BEGIN Exercise data

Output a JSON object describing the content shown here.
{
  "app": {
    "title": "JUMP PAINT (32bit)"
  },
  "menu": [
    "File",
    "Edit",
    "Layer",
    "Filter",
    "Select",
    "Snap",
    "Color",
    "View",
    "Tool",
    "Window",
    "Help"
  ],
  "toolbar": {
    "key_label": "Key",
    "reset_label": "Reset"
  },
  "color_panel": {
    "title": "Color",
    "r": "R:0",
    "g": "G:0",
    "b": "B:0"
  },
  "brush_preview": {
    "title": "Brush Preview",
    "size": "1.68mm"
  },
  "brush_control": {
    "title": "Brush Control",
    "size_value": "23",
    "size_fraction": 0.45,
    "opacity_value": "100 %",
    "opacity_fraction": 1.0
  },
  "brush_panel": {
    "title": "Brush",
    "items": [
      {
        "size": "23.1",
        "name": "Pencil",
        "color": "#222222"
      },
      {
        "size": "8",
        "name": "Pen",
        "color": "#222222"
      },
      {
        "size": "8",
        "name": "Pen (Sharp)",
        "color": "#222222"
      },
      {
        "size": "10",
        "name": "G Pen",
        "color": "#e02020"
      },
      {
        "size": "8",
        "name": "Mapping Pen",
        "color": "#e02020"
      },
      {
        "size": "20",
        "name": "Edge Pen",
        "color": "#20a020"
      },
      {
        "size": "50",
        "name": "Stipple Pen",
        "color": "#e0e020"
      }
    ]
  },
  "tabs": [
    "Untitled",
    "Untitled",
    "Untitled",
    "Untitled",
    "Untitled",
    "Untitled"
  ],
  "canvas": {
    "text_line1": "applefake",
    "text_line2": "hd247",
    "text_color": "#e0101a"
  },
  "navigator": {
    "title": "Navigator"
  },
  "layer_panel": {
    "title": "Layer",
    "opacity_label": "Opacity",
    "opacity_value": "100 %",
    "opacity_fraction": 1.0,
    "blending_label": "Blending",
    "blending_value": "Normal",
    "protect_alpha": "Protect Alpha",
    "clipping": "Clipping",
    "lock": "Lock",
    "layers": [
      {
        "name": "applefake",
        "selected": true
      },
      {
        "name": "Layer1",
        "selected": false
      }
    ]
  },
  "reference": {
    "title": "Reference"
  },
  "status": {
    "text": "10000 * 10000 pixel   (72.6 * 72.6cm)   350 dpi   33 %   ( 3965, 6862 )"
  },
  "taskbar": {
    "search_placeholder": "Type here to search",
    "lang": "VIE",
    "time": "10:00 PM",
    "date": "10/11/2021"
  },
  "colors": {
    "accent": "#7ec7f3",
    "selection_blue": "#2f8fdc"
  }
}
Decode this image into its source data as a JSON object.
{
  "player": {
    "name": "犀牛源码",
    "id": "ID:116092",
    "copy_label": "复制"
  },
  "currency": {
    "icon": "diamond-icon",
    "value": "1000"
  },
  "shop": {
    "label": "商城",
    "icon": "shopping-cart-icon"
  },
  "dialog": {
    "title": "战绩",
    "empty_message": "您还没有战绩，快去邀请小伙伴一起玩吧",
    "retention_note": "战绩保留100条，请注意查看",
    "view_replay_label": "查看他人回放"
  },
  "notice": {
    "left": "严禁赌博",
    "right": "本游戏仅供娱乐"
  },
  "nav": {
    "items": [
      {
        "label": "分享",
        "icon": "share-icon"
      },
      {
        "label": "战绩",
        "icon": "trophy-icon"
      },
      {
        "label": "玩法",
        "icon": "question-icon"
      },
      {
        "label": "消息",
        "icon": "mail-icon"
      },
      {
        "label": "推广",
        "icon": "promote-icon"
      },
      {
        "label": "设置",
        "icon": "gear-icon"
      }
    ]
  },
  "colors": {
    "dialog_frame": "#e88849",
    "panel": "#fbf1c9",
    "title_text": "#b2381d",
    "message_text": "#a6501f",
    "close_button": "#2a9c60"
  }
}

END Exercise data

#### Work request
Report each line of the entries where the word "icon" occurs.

#### Solution to the problem
    "icon": "diamond-icon",
    "icon": "shopping-cart-icon"
        "icon": "share-icon"
        "icon": "trophy-icon"
        "icon": "question-icon"
        "icon": "mail-icon"
        "icon": "promote-icon"
        "icon": "gear-icon"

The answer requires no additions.